But! We weren't done... our tour guide had a few more stops under his sleeve before turning back - starting with a dip in the chilly waters of a nearby Cenote

The cenote didn't quite have the intimacy of 'The Pit', where I'd gone diving a couple of weeks ago (and there wasn't another soul about while we were there), but was most impressive in the size of the cave it occupied and the stalactites and stalagmites growing in its depths... It was quite the refreshing swim too!

Next stop, the nearby colonial town of Valladolid, reminding us once more that it's not just turtles and Pyramids out here. The Spanish came here too... and conquered, and converted, and built Cathedrals: Catedral De San Gervasio presides over Valladolid

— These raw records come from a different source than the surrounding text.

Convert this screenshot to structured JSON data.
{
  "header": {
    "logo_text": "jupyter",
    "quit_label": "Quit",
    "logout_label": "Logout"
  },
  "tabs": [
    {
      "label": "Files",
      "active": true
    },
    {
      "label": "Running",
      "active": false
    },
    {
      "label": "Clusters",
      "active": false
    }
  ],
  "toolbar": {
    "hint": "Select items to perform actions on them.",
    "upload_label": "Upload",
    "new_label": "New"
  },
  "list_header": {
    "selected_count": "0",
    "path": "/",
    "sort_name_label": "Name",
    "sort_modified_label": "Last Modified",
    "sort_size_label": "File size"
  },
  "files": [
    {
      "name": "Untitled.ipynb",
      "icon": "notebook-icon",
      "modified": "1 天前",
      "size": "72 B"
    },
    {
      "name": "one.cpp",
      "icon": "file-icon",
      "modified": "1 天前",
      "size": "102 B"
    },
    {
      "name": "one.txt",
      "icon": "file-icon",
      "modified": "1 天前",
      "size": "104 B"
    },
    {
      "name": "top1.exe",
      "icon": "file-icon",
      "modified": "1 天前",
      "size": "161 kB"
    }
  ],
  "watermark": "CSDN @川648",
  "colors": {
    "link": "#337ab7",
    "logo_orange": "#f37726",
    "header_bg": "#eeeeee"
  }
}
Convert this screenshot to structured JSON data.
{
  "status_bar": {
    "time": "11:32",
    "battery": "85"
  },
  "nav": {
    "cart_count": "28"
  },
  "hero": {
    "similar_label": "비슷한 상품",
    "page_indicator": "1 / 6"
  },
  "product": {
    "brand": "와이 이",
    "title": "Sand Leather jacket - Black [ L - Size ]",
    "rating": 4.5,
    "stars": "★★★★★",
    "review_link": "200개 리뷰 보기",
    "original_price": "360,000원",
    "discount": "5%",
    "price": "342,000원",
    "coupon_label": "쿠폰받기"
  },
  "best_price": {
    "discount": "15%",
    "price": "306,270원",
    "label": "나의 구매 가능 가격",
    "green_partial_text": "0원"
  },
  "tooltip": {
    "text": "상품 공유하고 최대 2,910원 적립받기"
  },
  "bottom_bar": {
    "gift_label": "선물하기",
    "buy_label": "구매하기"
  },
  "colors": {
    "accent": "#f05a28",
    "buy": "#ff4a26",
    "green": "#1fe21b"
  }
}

Also in Valladolid, a perfectly friendly and photogenic little skeleton

And finally back in Tulum, for a fun little dinner at a local taco/quesadilla shop, featuring juice cups of ginormous proportions! (but no rodents of unusual size, as far as I could tell)

And that, sadly, was it for Mexico. The following morning, we were back to the Cancun airport, boarding our flights, and heading in the general direction of home. Well, not quite home yet - a stop in San Diego was scheduled along the way for my dad's birthday; Erica was flying straight to San Diego... I was taking a more adventurous route (if less circuitous, technically), and boarding a Mexican plane bound for Tijuana. Adventure to be continued from Tijuana!